◆ What you need to do
Every line of the data that includes "true" should be copied out.

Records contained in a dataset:

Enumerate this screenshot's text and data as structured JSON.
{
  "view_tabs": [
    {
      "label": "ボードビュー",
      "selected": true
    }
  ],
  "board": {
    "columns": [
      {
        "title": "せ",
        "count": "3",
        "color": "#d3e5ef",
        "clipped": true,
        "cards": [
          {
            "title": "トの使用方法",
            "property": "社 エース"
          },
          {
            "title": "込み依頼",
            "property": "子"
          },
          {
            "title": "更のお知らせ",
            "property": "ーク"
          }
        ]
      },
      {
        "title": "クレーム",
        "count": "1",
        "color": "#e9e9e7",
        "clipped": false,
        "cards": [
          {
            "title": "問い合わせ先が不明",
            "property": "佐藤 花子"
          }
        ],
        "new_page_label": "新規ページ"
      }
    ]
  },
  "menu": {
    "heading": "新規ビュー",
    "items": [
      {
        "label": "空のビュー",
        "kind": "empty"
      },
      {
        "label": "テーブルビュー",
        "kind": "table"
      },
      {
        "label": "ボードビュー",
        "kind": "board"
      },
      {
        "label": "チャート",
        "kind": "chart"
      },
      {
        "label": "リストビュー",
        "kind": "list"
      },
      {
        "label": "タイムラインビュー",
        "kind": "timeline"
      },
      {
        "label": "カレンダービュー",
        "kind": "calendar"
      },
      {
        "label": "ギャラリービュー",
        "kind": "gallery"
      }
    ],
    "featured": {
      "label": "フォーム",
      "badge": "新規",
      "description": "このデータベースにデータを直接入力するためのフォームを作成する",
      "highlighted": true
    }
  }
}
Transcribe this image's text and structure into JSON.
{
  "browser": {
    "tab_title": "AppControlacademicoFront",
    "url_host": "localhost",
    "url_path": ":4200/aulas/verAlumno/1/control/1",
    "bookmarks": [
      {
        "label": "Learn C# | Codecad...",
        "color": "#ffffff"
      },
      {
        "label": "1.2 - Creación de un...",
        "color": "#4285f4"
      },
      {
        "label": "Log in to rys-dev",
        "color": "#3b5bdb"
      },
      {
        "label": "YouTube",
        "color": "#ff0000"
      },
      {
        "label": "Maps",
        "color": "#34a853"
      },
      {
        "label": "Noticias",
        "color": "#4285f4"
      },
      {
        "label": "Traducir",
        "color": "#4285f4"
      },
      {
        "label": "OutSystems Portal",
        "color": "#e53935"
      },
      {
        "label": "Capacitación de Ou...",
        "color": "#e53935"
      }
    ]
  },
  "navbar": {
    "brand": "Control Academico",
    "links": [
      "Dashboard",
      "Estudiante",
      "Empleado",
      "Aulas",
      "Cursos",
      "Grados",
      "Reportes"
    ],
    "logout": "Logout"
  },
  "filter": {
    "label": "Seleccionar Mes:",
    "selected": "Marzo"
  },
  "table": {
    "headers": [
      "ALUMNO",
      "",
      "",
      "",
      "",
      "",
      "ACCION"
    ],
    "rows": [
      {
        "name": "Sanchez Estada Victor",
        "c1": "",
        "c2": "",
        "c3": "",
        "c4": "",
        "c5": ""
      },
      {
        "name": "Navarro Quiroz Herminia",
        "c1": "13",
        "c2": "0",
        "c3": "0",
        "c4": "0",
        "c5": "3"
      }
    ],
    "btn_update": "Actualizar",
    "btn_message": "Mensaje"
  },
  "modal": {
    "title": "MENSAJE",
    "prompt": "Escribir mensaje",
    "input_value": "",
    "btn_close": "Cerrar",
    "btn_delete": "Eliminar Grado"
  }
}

◆ Result for this exercise
      "selected": true
        "clipped": true,
      "highlighted": true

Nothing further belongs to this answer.